(App and web page records)
*** Begin section ***

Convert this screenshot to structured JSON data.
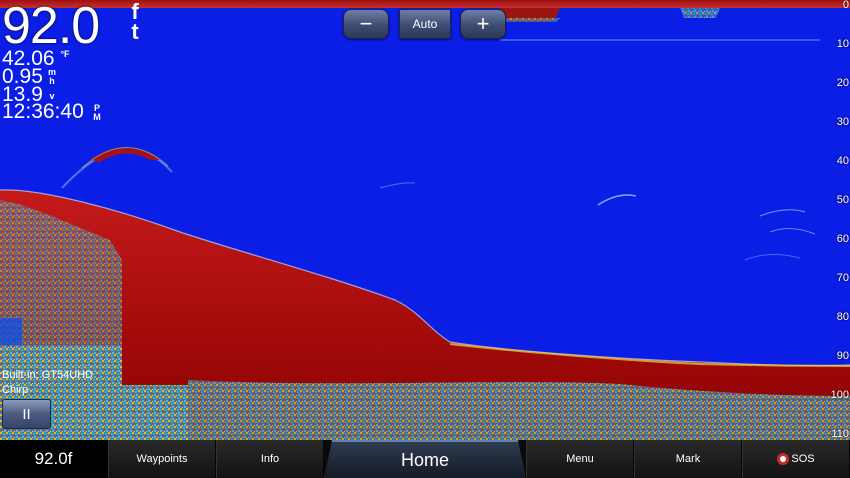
{
  "zoom": {
    "minus_label": "−",
    "auto_label": "Auto",
    "plus_label": "+"
  },
  "readouts": {
    "depth": "92.0",
    "depth_unit": "ft",
    "water_temp": "42.06",
    "water_temp_unit": "°F",
    "speed": "0.95",
    "speed_unit": "mh",
    "voltage": "13.9",
    "voltage_unit": "v",
    "time": "12:36:40",
    "time_unit": "PM"
  },
  "depth_scale": [
    "0",
    "10",
    "20",
    "30",
    "40",
    "50",
    "60",
    "70",
    "80",
    "90",
    "100",
    "110"
  ],
  "depth_scale_max": 110,
  "transducer": {
    "name": "Built-in: GT54UHD",
    "mode": "Chirp",
    "pause_label": "II"
  },
  "bottom_bar": {
    "depth": "92.0f",
    "waypoints": "Waypoints",
    "info": "Info",
    "home": "Home",
    "menu": "Menu",
    "mark": "Mark",
    "sos": "SOS"
  },
  "colors": {
    "water": "#0a1ee6",
    "bottom": "#8b0000",
    "accent": "#5b7fb5"
  }
}
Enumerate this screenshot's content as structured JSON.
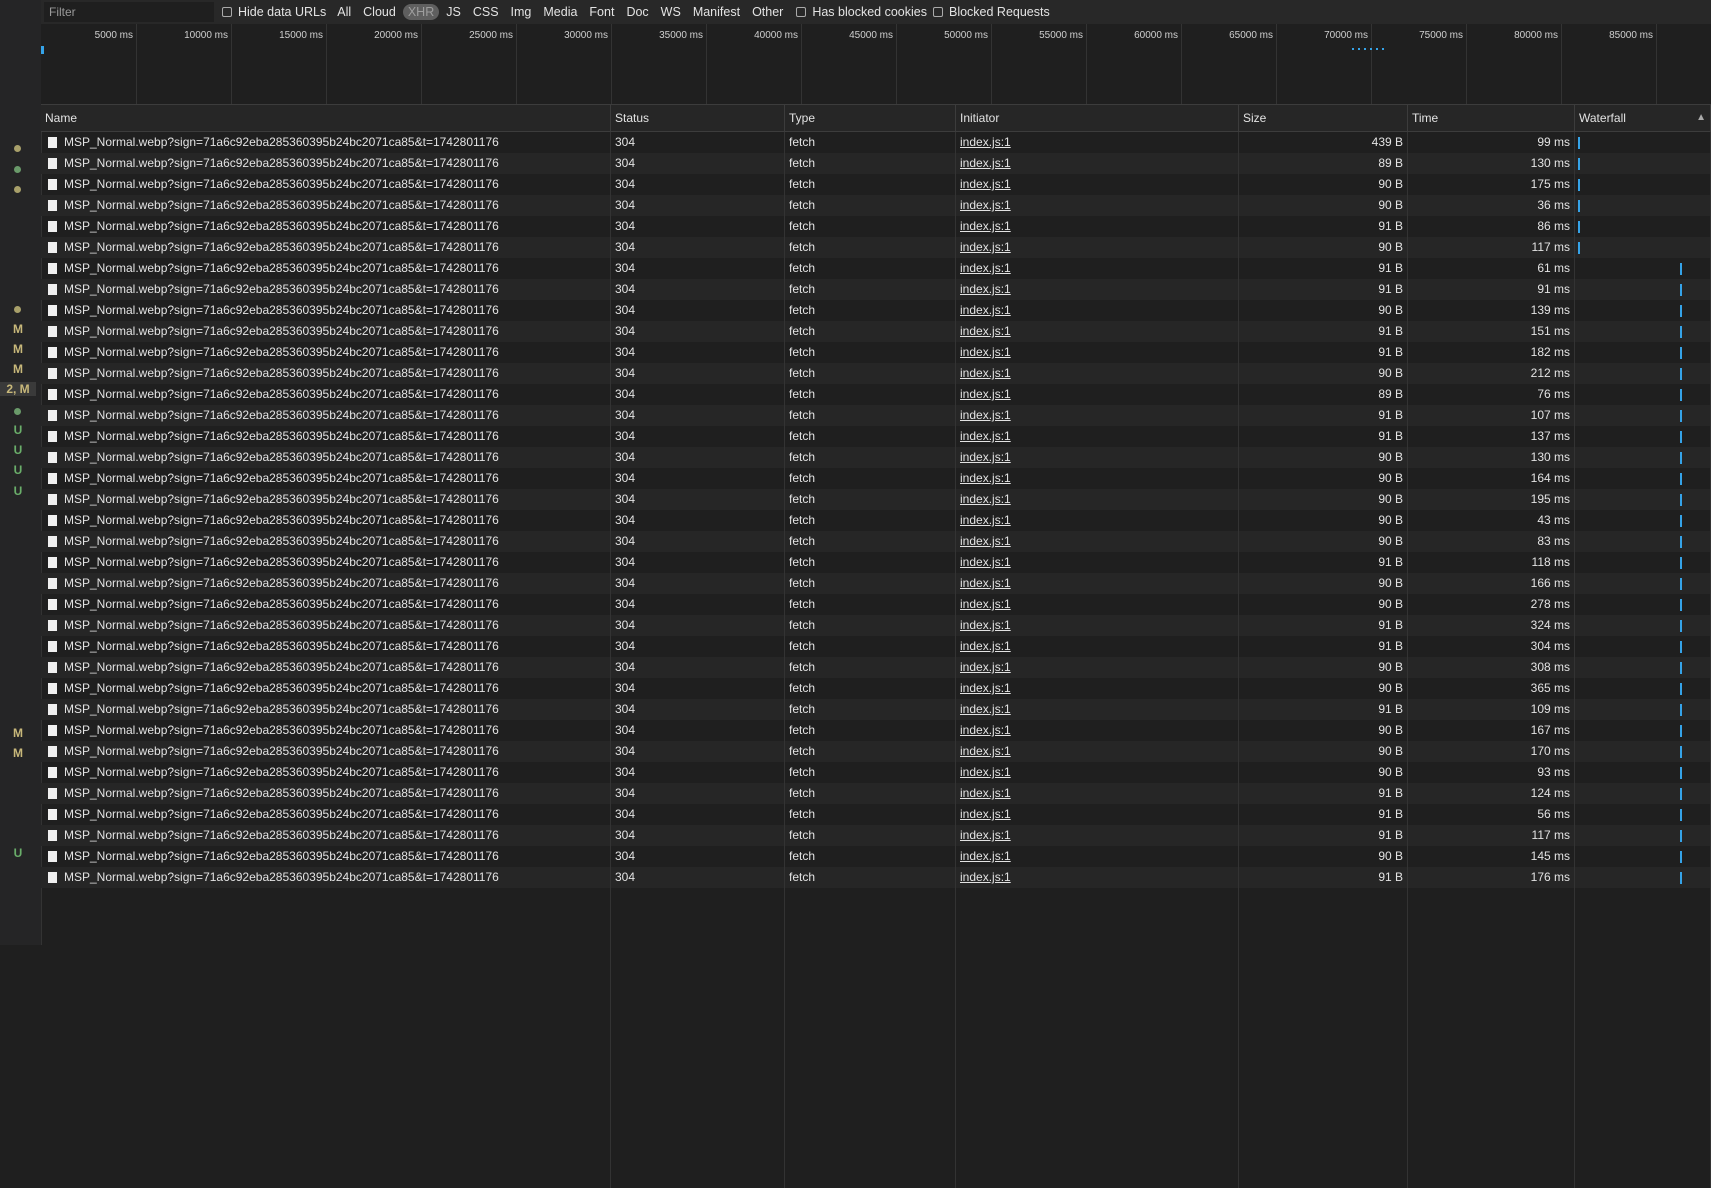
{
  "filter": {
    "placeholder": "Filter",
    "hide_data_urls": "Hide data URLs",
    "types": [
      "All",
      "Cloud",
      "XHR",
      "JS",
      "CSS",
      "Img",
      "Media",
      "Font",
      "Doc",
      "WS",
      "Manifest",
      "Other"
    ],
    "active_type": "XHR",
    "has_blocked_cookies": "Has blocked cookies",
    "blocked_requests": "Blocked Requests"
  },
  "overview": {
    "ticks": [
      "5000 ms",
      "10000 ms",
      "15000 ms",
      "20000 ms",
      "25000 ms",
      "30000 ms",
      "35000 ms",
      "40000 ms",
      "45000 ms",
      "50000 ms",
      "55000 ms",
      "60000 ms",
      "65000 ms",
      "70000 ms",
      "75000 ms",
      "80000 ms",
      "85000 ms"
    ]
  },
  "gutter": [
    {
      "type": "dot",
      "color": "#a8a06a"
    },
    {
      "type": "dot",
      "color": "#6a9a6a"
    },
    {
      "type": "dot",
      "color": "#a8a06a"
    },
    {
      "type": "dot",
      "color": "#a8a06a"
    },
    {
      "type": "text",
      "text": "M",
      "color": "#c8b87a"
    },
    {
      "type": "text",
      "text": "M",
      "color": "#c8b87a"
    },
    {
      "type": "text",
      "text": "M",
      "color": "#c8b87a"
    },
    {
      "type": "text",
      "text": "2, M",
      "color": "#c8b87a"
    },
    {
      "type": "dot",
      "color": "#6a9a6a"
    },
    {
      "type": "text",
      "text": "U",
      "color": "#6aae6a"
    },
    {
      "type": "text",
      "text": "U",
      "color": "#6aae6a"
    },
    {
      "type": "text",
      "text": "U",
      "color": "#6aae6a"
    },
    {
      "type": "text",
      "text": "U",
      "color": "#6aae6a"
    },
    {
      "type": "text",
      "text": "M",
      "color": "#c8b87a"
    },
    {
      "type": "text",
      "text": "M",
      "color": "#c8b87a"
    },
    {
      "type": "text",
      "text": "U",
      "color": "#6aae6a"
    }
  ],
  "columns": {
    "name": "Name",
    "status": "Status",
    "type": "Type",
    "initiator": "Initiator",
    "size": "Size",
    "time": "Time",
    "waterfall": "Waterfall",
    "sort_icon": "▲"
  },
  "requests": [
    {
      "name": "MSP_Normal.webp?sign=71a6c92eba285360395b24bc2071ca85&t=1742801176",
      "status": "304",
      "type": "fetch",
      "initiator": "index.js:1",
      "size": "439 B",
      "time": "99 ms"
    },
    {
      "name": "MSP_Normal.webp?sign=71a6c92eba285360395b24bc2071ca85&t=1742801176",
      "status": "304",
      "type": "fetch",
      "initiator": "index.js:1",
      "size": "89 B",
      "time": "130 ms"
    },
    {
      "name": "MSP_Normal.webp?sign=71a6c92eba285360395b24bc2071ca85&t=1742801176",
      "status": "304",
      "type": "fetch",
      "initiator": "index.js:1",
      "size": "90 B",
      "time": "175 ms"
    },
    {
      "name": "MSP_Normal.webp?sign=71a6c92eba285360395b24bc2071ca85&t=1742801176",
      "status": "304",
      "type": "fetch",
      "initiator": "index.js:1",
      "size": "90 B",
      "time": "36 ms"
    },
    {
      "name": "MSP_Normal.webp?sign=71a6c92eba285360395b24bc2071ca85&t=1742801176",
      "status": "304",
      "type": "fetch",
      "initiator": "index.js:1",
      "size": "91 B",
      "time": "86 ms"
    },
    {
      "name": "MSP_Normal.webp?sign=71a6c92eba285360395b24bc2071ca85&t=1742801176",
      "status": "304",
      "type": "fetch",
      "initiator": "index.js:1",
      "size": "90 B",
      "time": "117 ms"
    },
    {
      "name": "MSP_Normal.webp?sign=71a6c92eba285360395b24bc2071ca85&t=1742801176",
      "status": "304",
      "type": "fetch",
      "initiator": "index.js:1",
      "size": "91 B",
      "time": "61 ms"
    },
    {
      "name": "MSP_Normal.webp?sign=71a6c92eba285360395b24bc2071ca85&t=1742801176",
      "status": "304",
      "type": "fetch",
      "initiator": "index.js:1",
      "size": "91 B",
      "time": "91 ms"
    },
    {
      "name": "MSP_Normal.webp?sign=71a6c92eba285360395b24bc2071ca85&t=1742801176",
      "status": "304",
      "type": "fetch",
      "initiator": "index.js:1",
      "size": "90 B",
      "time": "139 ms"
    },
    {
      "name": "MSP_Normal.webp?sign=71a6c92eba285360395b24bc2071ca85&t=1742801176",
      "status": "304",
      "type": "fetch",
      "initiator": "index.js:1",
      "size": "91 B",
      "time": "151 ms"
    },
    {
      "name": "MSP_Normal.webp?sign=71a6c92eba285360395b24bc2071ca85&t=1742801176",
      "status": "304",
      "type": "fetch",
      "initiator": "index.js:1",
      "size": "91 B",
      "time": "182 ms"
    },
    {
      "name": "MSP_Normal.webp?sign=71a6c92eba285360395b24bc2071ca85&t=1742801176",
      "status": "304",
      "type": "fetch",
      "initiator": "index.js:1",
      "size": "90 B",
      "time": "212 ms"
    },
    {
      "name": "MSP_Normal.webp?sign=71a6c92eba285360395b24bc2071ca85&t=1742801176",
      "status": "304",
      "type": "fetch",
      "initiator": "index.js:1",
      "size": "89 B",
      "time": "76 ms"
    },
    {
      "name": "MSP_Normal.webp?sign=71a6c92eba285360395b24bc2071ca85&t=1742801176",
      "status": "304",
      "type": "fetch",
      "initiator": "index.js:1",
      "size": "91 B",
      "time": "107 ms"
    },
    {
      "name": "MSP_Normal.webp?sign=71a6c92eba285360395b24bc2071ca85&t=1742801176",
      "status": "304",
      "type": "fetch",
      "initiator": "index.js:1",
      "size": "91 B",
      "time": "137 ms"
    },
    {
      "name": "MSP_Normal.webp?sign=71a6c92eba285360395b24bc2071ca85&t=1742801176",
      "status": "304",
      "type": "fetch",
      "initiator": "index.js:1",
      "size": "90 B",
      "time": "130 ms"
    },
    {
      "name": "MSP_Normal.webp?sign=71a6c92eba285360395b24bc2071ca85&t=1742801176",
      "status": "304",
      "type": "fetch",
      "initiator": "index.js:1",
      "size": "90 B",
      "time": "164 ms"
    },
    {
      "name": "MSP_Normal.webp?sign=71a6c92eba285360395b24bc2071ca85&t=1742801176",
      "status": "304",
      "type": "fetch",
      "initiator": "index.js:1",
      "size": "90 B",
      "time": "195 ms"
    },
    {
      "name": "MSP_Normal.webp?sign=71a6c92eba285360395b24bc2071ca85&t=1742801176",
      "status": "304",
      "type": "fetch",
      "initiator": "index.js:1",
      "size": "90 B",
      "time": "43 ms"
    },
    {
      "name": "MSP_Normal.webp?sign=71a6c92eba285360395b24bc2071ca85&t=1742801176",
      "status": "304",
      "type": "fetch",
      "initiator": "index.js:1",
      "size": "90 B",
      "time": "83 ms"
    },
    {
      "name": "MSP_Normal.webp?sign=71a6c92eba285360395b24bc2071ca85&t=1742801176",
      "status": "304",
      "type": "fetch",
      "initiator": "index.js:1",
      "size": "91 B",
      "time": "118 ms"
    },
    {
      "name": "MSP_Normal.webp?sign=71a6c92eba285360395b24bc2071ca85&t=1742801176",
      "status": "304",
      "type": "fetch",
      "initiator": "index.js:1",
      "size": "90 B",
      "time": "166 ms"
    },
    {
      "name": "MSP_Normal.webp?sign=71a6c92eba285360395b24bc2071ca85&t=1742801176",
      "status": "304",
      "type": "fetch",
      "initiator": "index.js:1",
      "size": "90 B",
      "time": "278 ms"
    },
    {
      "name": "MSP_Normal.webp?sign=71a6c92eba285360395b24bc2071ca85&t=1742801176",
      "status": "304",
      "type": "fetch",
      "initiator": "index.js:1",
      "size": "91 B",
      "time": "324 ms"
    },
    {
      "name": "MSP_Normal.webp?sign=71a6c92eba285360395b24bc2071ca85&t=1742801176",
      "status": "304",
      "type": "fetch",
      "initiator": "index.js:1",
      "size": "91 B",
      "time": "304 ms"
    },
    {
      "name": "MSP_Normal.webp?sign=71a6c92eba285360395b24bc2071ca85&t=1742801176",
      "status": "304",
      "type": "fetch",
      "initiator": "index.js:1",
      "size": "90 B",
      "time": "308 ms"
    },
    {
      "name": "MSP_Normal.webp?sign=71a6c92eba285360395b24bc2071ca85&t=1742801176",
      "status": "304",
      "type": "fetch",
      "initiator": "index.js:1",
      "size": "90 B",
      "time": "365 ms"
    },
    {
      "name": "MSP_Normal.webp?sign=71a6c92eba285360395b24bc2071ca85&t=1742801176",
      "status": "304",
      "type": "fetch",
      "initiator": "index.js:1",
      "size": "91 B",
      "time": "109 ms"
    },
    {
      "name": "MSP_Normal.webp?sign=71a6c92eba285360395b24bc2071ca85&t=1742801176",
      "status": "304",
      "type": "fetch",
      "initiator": "index.js:1",
      "size": "90 B",
      "time": "167 ms"
    },
    {
      "name": "MSP_Normal.webp?sign=71a6c92eba285360395b24bc2071ca85&t=1742801176",
      "status": "304",
      "type": "fetch",
      "initiator": "index.js:1",
      "size": "90 B",
      "time": "170 ms"
    },
    {
      "name": "MSP_Normal.webp?sign=71a6c92eba285360395b24bc2071ca85&t=1742801176",
      "status": "304",
      "type": "fetch",
      "initiator": "index.js:1",
      "size": "90 B",
      "time": "93 ms"
    },
    {
      "name": "MSP_Normal.webp?sign=71a6c92eba285360395b24bc2071ca85&t=1742801176",
      "status": "304",
      "type": "fetch",
      "initiator": "index.js:1",
      "size": "91 B",
      "time": "124 ms"
    },
    {
      "name": "MSP_Normal.webp?sign=71a6c92eba285360395b24bc2071ca85&t=1742801176",
      "status": "304",
      "type": "fetch",
      "initiator": "index.js:1",
      "size": "91 B",
      "time": "56 ms"
    },
    {
      "name": "MSP_Normal.webp?sign=71a6c92eba285360395b24bc2071ca85&t=1742801176",
      "status": "304",
      "type": "fetch",
      "initiator": "index.js:1",
      "size": "91 B",
      "time": "117 ms"
    },
    {
      "name": "MSP_Normal.webp?sign=71a6c92eba285360395b24bc2071ca85&t=1742801176",
      "status": "304",
      "type": "fetch",
      "initiator": "index.js:1",
      "size": "90 B",
      "time": "145 ms"
    },
    {
      "name": "MSP_Normal.webp?sign=71a6c92eba285360395b24bc2071ca85&t=1742801176",
      "status": "304",
      "type": "fetch",
      "initiator": "index.js:1",
      "size": "91 B",
      "time": "176 ms"
    }
  ],
  "colors": {
    "accent": "#35a3e8",
    "background": "#1f1f1f"
  }
}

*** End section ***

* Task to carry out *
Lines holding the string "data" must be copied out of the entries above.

* Solved problem *
Convert this screenshot to structured JSON data.
    "hide_data_urls": "Hide data URLs",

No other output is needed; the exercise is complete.